* [About this exercise]: Make an exact copy of the records below. Include every line.

* [Data under study]:
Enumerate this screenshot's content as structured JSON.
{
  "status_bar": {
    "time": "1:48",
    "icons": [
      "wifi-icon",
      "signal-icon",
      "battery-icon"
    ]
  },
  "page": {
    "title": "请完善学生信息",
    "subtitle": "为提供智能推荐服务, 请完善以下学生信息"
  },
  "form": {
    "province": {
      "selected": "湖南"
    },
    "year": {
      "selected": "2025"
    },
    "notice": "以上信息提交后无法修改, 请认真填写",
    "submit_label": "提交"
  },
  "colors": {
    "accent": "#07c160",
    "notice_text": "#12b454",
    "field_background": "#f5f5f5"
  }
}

* [Exercise solution]:
Enumerate this screenshot's content as structured JSON.
{
  "status_bar": {
    "time": "1:48",
    "icons": [
      "wifi-icon",
      "signal-icon",
      "battery-icon"
    ]
  },
  "page": {
    "title": "请完善学生信息",
    "subtitle": "为提供智能推荐服务, 请完善以下学生信息"
  },
  "form": {
    "province": {
      "selected": "湖南"
    },
    "year": {
      "selected": "2025"
    },
    "notice": "以上信息提交后无法修改, 请认真填写",
    "submit_label": "提交"
  },
  "colors": {
    "accent": "#07c160",
    "notice_text": "#12b454",
    "field_background": "#f5f5f5"
  }
}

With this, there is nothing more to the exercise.